Duffey, Kiyah J., et al. “Differential associations of fast food and restaurant food consumption with 3-y change in body mass index: the Coronary Artery Risk Development in Young Adults Study.” The American journal of clinical nutrition 85.1 (2007): 201-208.
Guthrie, Joanne F., Biing-Hwan Lin, and Elizabeth Frazao. “Role of food prepared away from home in the American diet, 1977-78 versus 1994-96: changes and consequences.” Journal of nutrition education and behavior 34.3 (2002): 140-150.
Jaworowska, Agnieszka, et al. “Nutritional challenges and health implications of takeaway and fast food.” Nutrition reviews 71.5 (2013): 310-318.
O’Kane, Gabrielle. “What is the real cost of our food?
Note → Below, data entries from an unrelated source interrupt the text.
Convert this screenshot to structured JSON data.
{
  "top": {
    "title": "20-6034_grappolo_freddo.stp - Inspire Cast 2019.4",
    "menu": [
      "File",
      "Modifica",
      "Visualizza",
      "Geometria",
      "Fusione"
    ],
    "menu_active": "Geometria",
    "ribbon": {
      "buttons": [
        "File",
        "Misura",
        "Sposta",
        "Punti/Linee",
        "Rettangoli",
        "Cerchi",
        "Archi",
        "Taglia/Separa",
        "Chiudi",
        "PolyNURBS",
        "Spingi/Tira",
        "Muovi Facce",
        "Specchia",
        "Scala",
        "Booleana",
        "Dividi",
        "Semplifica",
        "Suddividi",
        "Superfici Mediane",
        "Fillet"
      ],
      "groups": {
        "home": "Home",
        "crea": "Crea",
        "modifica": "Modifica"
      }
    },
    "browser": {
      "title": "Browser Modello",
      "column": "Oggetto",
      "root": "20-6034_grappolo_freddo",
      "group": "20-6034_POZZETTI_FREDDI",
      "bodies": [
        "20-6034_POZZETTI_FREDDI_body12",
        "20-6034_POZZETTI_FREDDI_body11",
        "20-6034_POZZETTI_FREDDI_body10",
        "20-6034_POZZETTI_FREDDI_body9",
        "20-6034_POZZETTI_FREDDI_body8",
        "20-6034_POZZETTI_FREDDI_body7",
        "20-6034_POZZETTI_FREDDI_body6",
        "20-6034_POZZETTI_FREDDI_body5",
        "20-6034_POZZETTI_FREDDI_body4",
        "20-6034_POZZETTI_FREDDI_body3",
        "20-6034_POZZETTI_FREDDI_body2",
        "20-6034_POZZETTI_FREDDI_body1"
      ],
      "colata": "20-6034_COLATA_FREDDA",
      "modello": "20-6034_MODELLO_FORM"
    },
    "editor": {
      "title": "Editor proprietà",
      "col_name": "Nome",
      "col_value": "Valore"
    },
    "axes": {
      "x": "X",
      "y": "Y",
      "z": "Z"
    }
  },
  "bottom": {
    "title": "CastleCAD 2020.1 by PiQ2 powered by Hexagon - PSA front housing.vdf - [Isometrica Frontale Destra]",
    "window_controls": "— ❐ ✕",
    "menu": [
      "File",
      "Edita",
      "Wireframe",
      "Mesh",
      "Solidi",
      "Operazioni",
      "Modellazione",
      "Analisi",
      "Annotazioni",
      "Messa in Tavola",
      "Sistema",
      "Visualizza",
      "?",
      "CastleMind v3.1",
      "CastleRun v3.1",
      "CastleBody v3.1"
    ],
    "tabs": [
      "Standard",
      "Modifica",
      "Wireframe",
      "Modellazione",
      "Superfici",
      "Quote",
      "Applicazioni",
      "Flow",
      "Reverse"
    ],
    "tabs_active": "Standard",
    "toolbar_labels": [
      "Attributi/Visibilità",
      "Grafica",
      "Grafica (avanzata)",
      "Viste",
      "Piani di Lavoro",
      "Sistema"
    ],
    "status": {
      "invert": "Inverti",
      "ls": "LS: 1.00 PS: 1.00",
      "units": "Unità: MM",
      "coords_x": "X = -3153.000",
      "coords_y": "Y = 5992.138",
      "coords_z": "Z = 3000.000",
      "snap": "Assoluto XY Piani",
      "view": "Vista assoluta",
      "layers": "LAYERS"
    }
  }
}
Implications for the environment, society and public health nutrition.” Public Health Nutrition 15.02 (2012): 268-276.
Tiwari, Arpita, et al. “Cooking at Home: A Strategy to Comply With US Dietary Guidelines at No Extra Cost.” American Journal of Preventive Medicine 52.5 (2017): 616-624.